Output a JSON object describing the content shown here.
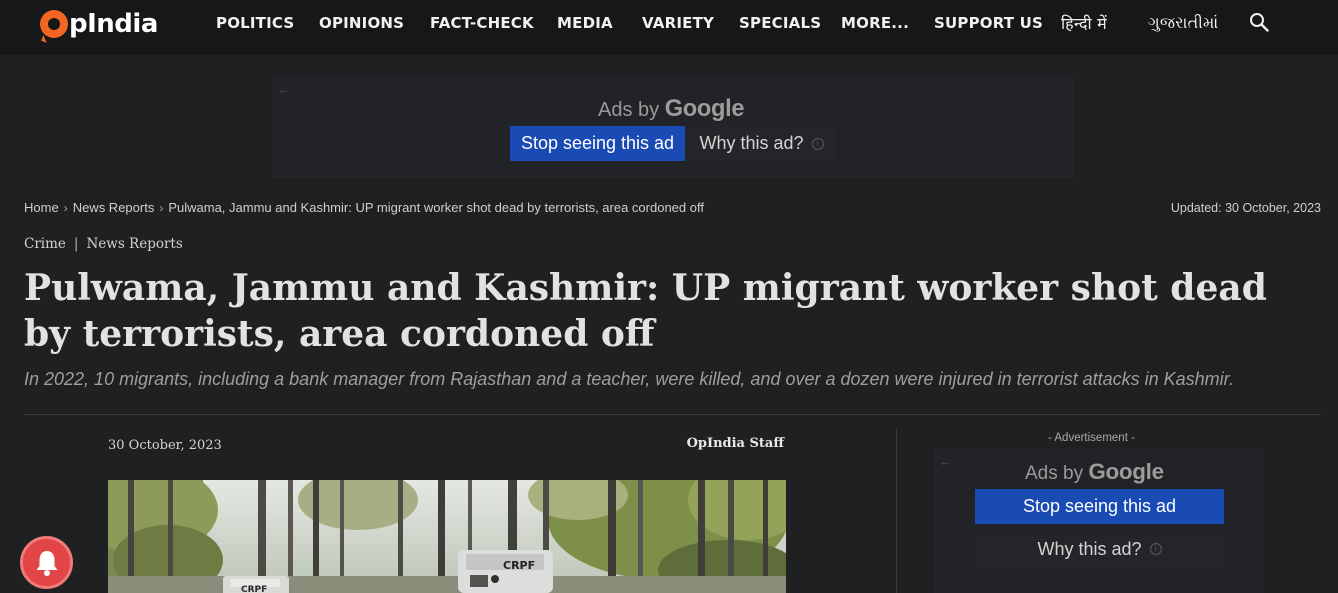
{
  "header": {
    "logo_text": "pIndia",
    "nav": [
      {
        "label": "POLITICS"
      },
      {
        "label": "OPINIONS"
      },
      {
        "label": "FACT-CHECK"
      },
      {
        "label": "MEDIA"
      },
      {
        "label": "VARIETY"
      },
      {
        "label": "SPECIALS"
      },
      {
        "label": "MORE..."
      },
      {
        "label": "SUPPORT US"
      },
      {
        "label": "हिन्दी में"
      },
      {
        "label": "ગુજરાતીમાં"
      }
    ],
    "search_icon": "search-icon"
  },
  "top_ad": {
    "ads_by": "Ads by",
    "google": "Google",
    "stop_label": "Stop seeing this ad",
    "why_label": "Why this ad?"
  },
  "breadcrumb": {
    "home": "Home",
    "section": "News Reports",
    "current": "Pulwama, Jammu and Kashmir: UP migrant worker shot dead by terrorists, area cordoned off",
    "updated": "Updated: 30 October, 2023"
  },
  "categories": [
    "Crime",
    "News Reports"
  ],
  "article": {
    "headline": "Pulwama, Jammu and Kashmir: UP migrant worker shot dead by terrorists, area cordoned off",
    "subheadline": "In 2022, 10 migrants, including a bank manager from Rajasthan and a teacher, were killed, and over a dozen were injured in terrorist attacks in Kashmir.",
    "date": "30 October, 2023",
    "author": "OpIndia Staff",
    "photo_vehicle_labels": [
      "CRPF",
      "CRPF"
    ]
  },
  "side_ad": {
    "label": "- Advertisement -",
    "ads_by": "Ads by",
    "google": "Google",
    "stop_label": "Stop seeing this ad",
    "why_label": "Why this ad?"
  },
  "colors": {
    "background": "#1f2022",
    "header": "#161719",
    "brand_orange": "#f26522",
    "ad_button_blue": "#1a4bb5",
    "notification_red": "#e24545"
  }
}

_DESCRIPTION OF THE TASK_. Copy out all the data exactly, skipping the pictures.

_ANSWER TO THE EXERCISE_.
Output a JSON object describing the content shown here.
{
  "header": {
    "logo_text": "pIndia",
    "nav": [
      {
        "label": "POLITICS"
      },
      {
        "label": "OPINIONS"
      },
      {
        "label": "FACT-CHECK"
      },
      {
        "label": "MEDIA"
      },
      {
        "label": "VARIETY"
      },
      {
        "label": "SPECIALS"
      },
      {
        "label": "MORE..."
      },
      {
        "label": "SUPPORT US"
      },
      {
        "label": "हिन्दी में"
      },
      {
        "label": "ગુજરાતીમાં"
      }
    ],
    "search_icon": "search-icon"
  },
  "top_ad": {
    "ads_by": "Ads by",
    "google": "Google",
    "stop_label": "Stop seeing this ad",
    "why_label": "Why this ad?"
  },
  "breadcrumb": {
    "home": "Home",
    "section": "News Reports",
    "current": "Pulwama, Jammu and Kashmir: UP migrant worker shot dead by terrorists, area cordoned off",
    "updated": "Updated: 30 October, 2023"
  },
  "categories": [
    "Crime",
    "News Reports"
  ],
  "article": {
    "headline": "Pulwama, Jammu and Kashmir: UP migrant worker shot dead by terrorists, area cordoned off",
    "subheadline": "In 2022, 10 migrants, including a bank manager from Rajasthan and a teacher, were killed, and over a dozen were injured in terrorist attacks in Kashmir.",
    "date": "30 October, 2023",
    "author": "OpIndia Staff",
    "photo_vehicle_labels": [
      "CRPF",
      "CRPF"
    ]
  },
  "side_ad": {
    "label": "- Advertisement -",
    "ads_by": "Ads by",
    "google": "Google",
    "stop_label": "Stop seeing this ad",
    "why_label": "Why this ad?"
  },
  "colors": {
    "background": "#1f2022",
    "header": "#161719",
    "brand_orange": "#f26522",
    "ad_button_blue": "#1a4bb5",
    "notification_red": "#e24545"
  }
}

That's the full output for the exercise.